Hybrid Musks mingle well with English honeysuckle and they are amongst the most fragrant and healthy. They perform from July onwards, after the main flush of most roses, so they are useful to the gardener. Hybrid Musks are still in the top drawer, despiteRead full article
At some stage in June, your garden will be a glorious affair full of scent and soft flower. Placing a posy from the garden, close to a family hub like the kitchen table, unites your home and garden as effectively as having a huge picture window. You don’tRead full article
The rose has been the nation’s favourite flower for centuries, prized for their fragrant blooms that make June the dreamiest month of the year. However late-autumn and winter, when these sleeping beauties are having their long rest, is the best time to pRead full article
Modern roses are generally bred to be repeat-flowering with a main flush in June, followed by further flowers throughout the season. These roses ration their flowers with five to six weeks between flushes, finishing with a late flourish in October, or eRead full article
Many climbing roses have over-large flowers on leggy stems, due to their old-fashioned Hybrid Tea blood. Their pliable stems are ideal for winding around a pillar before the new growth hardens, usually in October and November. This slows the sap and helpsRead full article

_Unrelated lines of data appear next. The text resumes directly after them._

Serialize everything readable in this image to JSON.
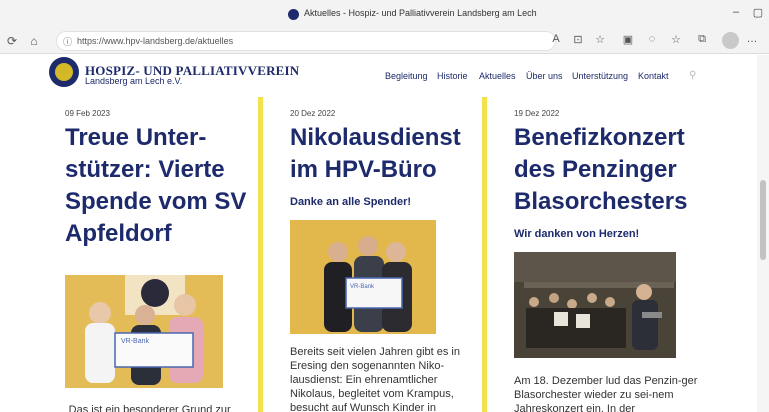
{
  "browser": {
    "tab_title": "Aktuelles - Hospiz- und Palliativverein Landsberg am Lech",
    "url": "https://www.hpv-landsberg.de/aktuelles",
    "window_controls": [
      "–",
      "▢"
    ],
    "nav_buttons": [
      "⟳",
      "⌂"
    ],
    "toolbar_icons": [
      "A",
      "⊡",
      "☆",
      "▣",
      "◌",
      "☆",
      "⧉",
      "…"
    ]
  },
  "site": {
    "brand_line1": "HOSPIZ- UND PALLIATIVVEREIN",
    "brand_line2": "Landsberg am Lech e.V.",
    "nav": [
      "Begleitung",
      "Historie",
      "Aktuelles",
      "Über uns",
      "Unterstützung",
      "Kontakt"
    ],
    "search_glyph": "⚲",
    "accent_color": "#f3e24b",
    "brand_color": "#1d2a6b"
  },
  "articles": [
    {
      "date": "09 Feb 2023",
      "title": "Treue Unter-stützer: Vierte Spende vom SV Apfeldorf",
      "excerpt": "„Das ist ein besonderer Grund zur Freude, wenn man so treue",
      "photo_caption": "VR-Bank"
    },
    {
      "date": "20 Dez 2022",
      "title": "Nikolausdienst im HPV-Büro",
      "subtitle": "Danke an alle Spender!",
      "excerpt": "Bereits seit vielen Jahren gibt es in Eresing den sogenannten Niko-lausdienst: Ein ehrenamtlicher Nikolaus, begleitet vom Krampus, besucht auf Wunsch Kinder in",
      "photo_caption": "VR-Bank"
    },
    {
      "date": "19 Dez 2022",
      "title": "Benefizkonzert des Penzinger Blasorchesters",
      "subtitle": "Wir danken von Herzen!",
      "excerpt": "Am 18. Dezember lud das Penzin-ger Blasorchester wieder zu sei-nem Jahreskonzert ein. In der"
    }
  ]
}
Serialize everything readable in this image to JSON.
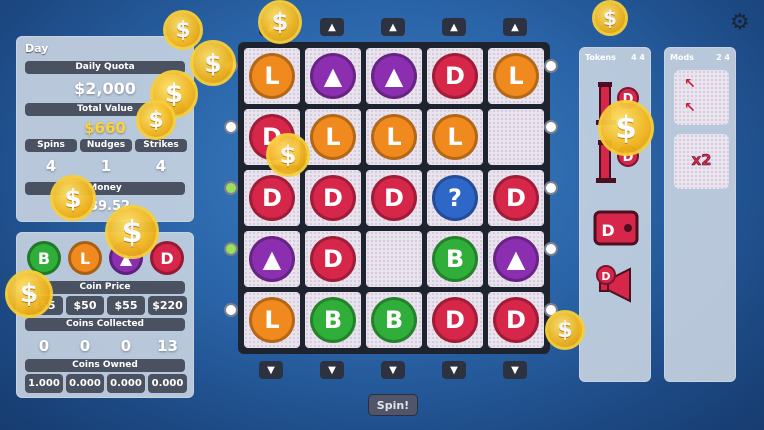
{
  "stats": {
    "day_label": "Day",
    "quota_label": "Daily Quota",
    "quota_value": "$2,000",
    "total_label": "Total Value",
    "total_value": "$660",
    "spins_label": "Spins",
    "nudges_label": "Nudges",
    "strikes_label": "Strikes",
    "spins": "4",
    "nudges": "1",
    "strikes": "4",
    "money_label": "Money",
    "money_value": "$39.52"
  },
  "coins_panel": {
    "price_label": "Coin Price",
    "prices": [
      "$55",
      "$50",
      "$55",
      "$220"
    ],
    "collected_label": "Coins Collected",
    "collected": [
      "0",
      "0",
      "0",
      "13"
    ],
    "owned_label": "Coins Owned",
    "owned": [
      "1.000",
      "0.000",
      "0.000",
      "0.000"
    ],
    "coin_types": [
      {
        "symbol": "B",
        "color": "#2fae3a"
      },
      {
        "symbol": "L",
        "color": "#f08a1e"
      },
      {
        "symbol": "▲",
        "color": "#8b2fb0"
      },
      {
        "symbol": "D",
        "color": "#d6264a"
      }
    ]
  },
  "board": {
    "rows": [
      [
        "L",
        "A",
        "A",
        "D",
        "L"
      ],
      [
        "D",
        "L",
        "L",
        "L",
        ""
      ],
      [
        "D",
        "D",
        "D",
        "?",
        "D"
      ],
      [
        "A",
        "D",
        "",
        "B",
        "A"
      ],
      [
        "L",
        "B",
        "B",
        "D",
        "D"
      ]
    ],
    "symbol_colors": {
      "L": "#f08a1e",
      "A": "#8b2fb0",
      "D": "#d6264a",
      "B": "#2fae3a",
      "?": "#2f67c9"
    },
    "up_arrow": "▲",
    "down_arrow": "▼"
  },
  "tokens": {
    "label": "Tokens",
    "count": "4 4",
    "items": [
      "pump-token",
      "pump-token",
      "wallet-token",
      "megaphone-token"
    ]
  },
  "mods": {
    "label": "Mods",
    "count": "2 4",
    "items": [
      "↖",
      "x2"
    ]
  },
  "spin_label": "Spin!",
  "gold_symbol": "$"
}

Roses get away extremely well when planted in their dormant season, between November and early March. Although they will be delivered potted up (to help keep the roots moist), the compost will fall away from the roots as you remove the rose from the pot aRead full article
Mature roses are generally pruned in early February, after the worst of the winter is over, using good secateurs like Felco no 2's or 6's. Pruning, just like planting, must only be done in good weather. Generally floribundas are cut back to 45cm.Read full article

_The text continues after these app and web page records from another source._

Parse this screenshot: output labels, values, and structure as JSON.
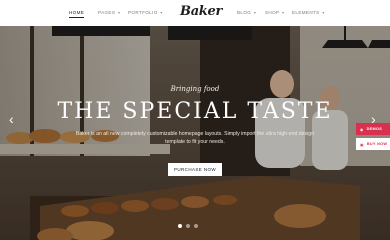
{
  "header": {
    "logo": "Baker",
    "nav_left": [
      {
        "label": "HOME",
        "active": true
      },
      {
        "label": "PAGES",
        "active": false
      },
      {
        "label": "PORTFOLIO",
        "active": false
      }
    ],
    "nav_right": [
      {
        "label": "BLOG",
        "active": false
      },
      {
        "label": "SHOP",
        "active": false
      },
      {
        "label": "ELEMENTS",
        "active": false
      }
    ]
  },
  "hero": {
    "kicker": "Bringing food",
    "headline": "THE SPECIAL TASTE",
    "subline": "Baker is an all new completely customizable homepage layouts. Simply import the ultra high-end design template to fit your needs.",
    "cta_label": "PURCHASE NOW",
    "slide_count": 3,
    "active_slide": 1
  },
  "side_widgets": {
    "a": "DEMOS",
    "b": "BUY NOW"
  },
  "colors": {
    "accent": "#d9304f",
    "text_dark": "#222222"
  }
}
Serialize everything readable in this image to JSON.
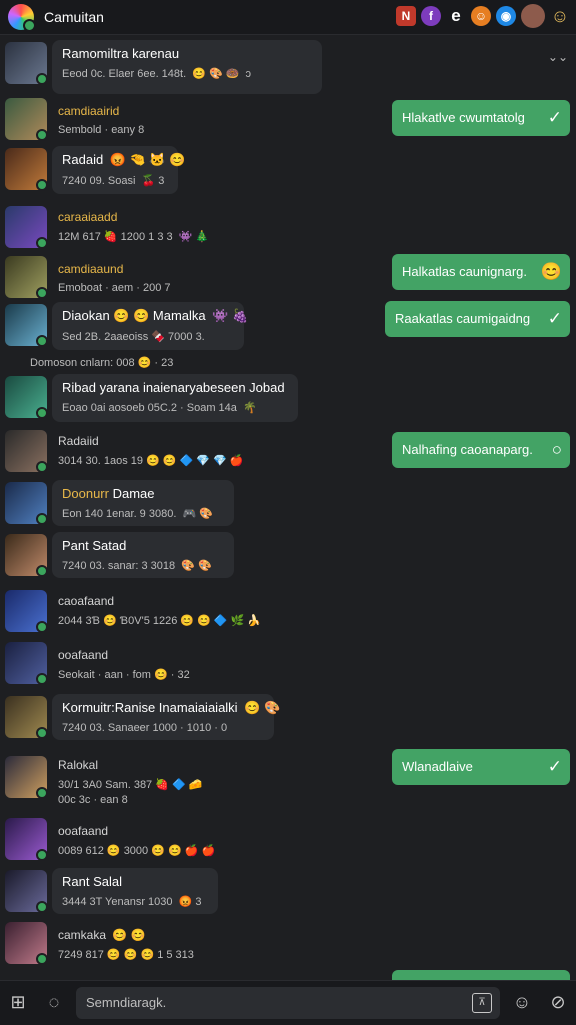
{
  "header": {
    "app_title": "Camuitan",
    "icons": [
      "n-badge-icon",
      "f-badge-icon",
      "e-icon",
      "emoji-icon",
      "blue-badge-icon",
      "user-avatar-icon",
      "smile-icon"
    ]
  },
  "messages": [
    {
      "id": 0,
      "name": "Ramomiltra karenau",
      "meta": "Eeod 0c. Elaer 6ee. 148t.",
      "emoji": "😊 🎨 🍩",
      "tail": "ɔ",
      "colors": [
        "#2b3240",
        "#6b7890"
      ]
    },
    {
      "id": 1,
      "name": "camdiaairid",
      "meta": "Sembold · eany 8",
      "colors": [
        "#3a5a40",
        "#b08a5a"
      ]
    },
    {
      "id": 2,
      "name": "Radaid",
      "emoji_name": "😡 🤏 🐱 😊",
      "meta": "7240 09. Soasi",
      "emoji": "🍒 3",
      "colors": [
        "#4a2a1a",
        "#c07a3a"
      ]
    },
    {
      "id": 3,
      "name": "caraaiaadd",
      "meta": "12M 617 🍓 1200 1 3 3",
      "emoji": "👾 🎄",
      "colors": [
        "#2a3a6a",
        "#7a4ac0"
      ]
    },
    {
      "id": 4,
      "name": "camdiaaund",
      "meta": "Emoboat · aem · 200 7",
      "colors": [
        "#3a3a20",
        "#a0a060"
      ]
    },
    {
      "id": 5,
      "name": "Diaokan 😊 😊 Mamalka",
      "emoji_name": "👾 🍇",
      "meta": "Sed 2B. 2aaeoiss 🍫 7000 3.",
      "colors": [
        "#1a3a4a",
        "#6ab0d0"
      ]
    },
    {
      "id": 6,
      "plain": "Domoson cnlarn: 008 😊 · 23"
    },
    {
      "id": 7,
      "name": "Ribad yarana inaienaryabeseen Jobad",
      "meta": "Eoao 0ai aosoeb 05C.2 · Soam 14a",
      "emoji": "🌴",
      "colors": [
        "#1a4a40",
        "#4ab090"
      ]
    },
    {
      "id": 8,
      "name": "Radaiid",
      "meta": "3014 30. 1aos 19 😊 😊 🔷 💎 💎 🍎",
      "colors": [
        "#2a2a2a",
        "#8a7060"
      ]
    },
    {
      "id": 9,
      "name": "Doonurr",
      "name_tail": "Damae",
      "meta": "Eon 140 1enar. 9 3080.",
      "emoji": "🎮 🎨",
      "colors": [
        "#1a2a4a",
        "#5080c0"
      ]
    },
    {
      "id": 10,
      "name": "Pant Satad",
      "meta": "7240 03. sanar: 3 3018",
      "emoji": "🎨 🎨",
      "colors": [
        "#3a2a1a",
        "#c08a6a"
      ]
    },
    {
      "id": 11,
      "name": "caoafaand",
      "meta": "2044 3Ɓ 😊 Ɓ0V'5 1226 😊 😊 🔷 🌿 🍌",
      "colors": [
        "#1a2a6a",
        "#4a70d0"
      ]
    },
    {
      "id": 12,
      "name": "ooafaand",
      "meta": "Seokait · aan · fom 😊 · 32",
      "colors": [
        "#1a2040",
        "#5060a0"
      ]
    },
    {
      "id": 13,
      "name": "Kormuitr:Ranise Inamaiaiaialki",
      "emoji_name": "😊 🎨",
      "meta": "7240 03. Sanaeer 1000 · 1010 · 0",
      "colors": [
        "#3a3020",
        "#a08a50"
      ]
    },
    {
      "id": 14,
      "name": "Ralokal",
      "meta": "30/1 3A0 Sam. 387 🍓 🔷 🧀",
      "meta2": "00c 3c · ean 8",
      "colors": [
        "#2a2a3a",
        "#d0a060"
      ]
    },
    {
      "id": 15,
      "name": "ooafaand",
      "meta": "0089 612 😊 3000 😊 😊 🍎 🍎",
      "colors": [
        "#2a1a4a",
        "#9a5ad0"
      ]
    },
    {
      "id": 16,
      "name": "Rant Salal",
      "meta": "3444 3T Yenansr 1030",
      "emoji": "😡 3",
      "colors": [
        "#1a1a2a",
        "#6a6a9a"
      ]
    },
    {
      "id": 17,
      "name": "camkaka",
      "emoji_name": "😊 😊",
      "meta": "7249 817 😊 😊 😊 1 5 313",
      "colors": [
        "#3a2030",
        "#c07a8a"
      ]
    }
  ],
  "outgoing": [
    {
      "id": 0,
      "text": "Hlakatlve cwumtatolg",
      "mark": "✓"
    },
    {
      "id": 1,
      "text": "Halkatlas caunignarg.",
      "mark": "😊"
    },
    {
      "id": 2,
      "text": "Raakatlas caumigaidng",
      "mark": "✓"
    },
    {
      "id": 3,
      "text": "Nalhafing caoanaparg.",
      "mark": "○"
    },
    {
      "id": 4,
      "text": "Wlanadlaive",
      "mark": "✓"
    }
  ],
  "composer": {
    "placeholder": "Semndiaragk.",
    "gif": "⊼"
  }
}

Tidy up any fallen rose leaves now, especially if they look spotty because this is almost certainly a result of a fungal disease called black spot (Diplocarpon rosae). This debilitating disease leads to poor flowering and defoliation, but not all roses arRead full article
Early flowering roses tend to come in shades of white, pink or purple-pink and most forms of the biennial foxglove, Digitalis purpurea, have toning flowers in similar colours. These appear in rose time, but carry on after the first rose flush has finishedRead full article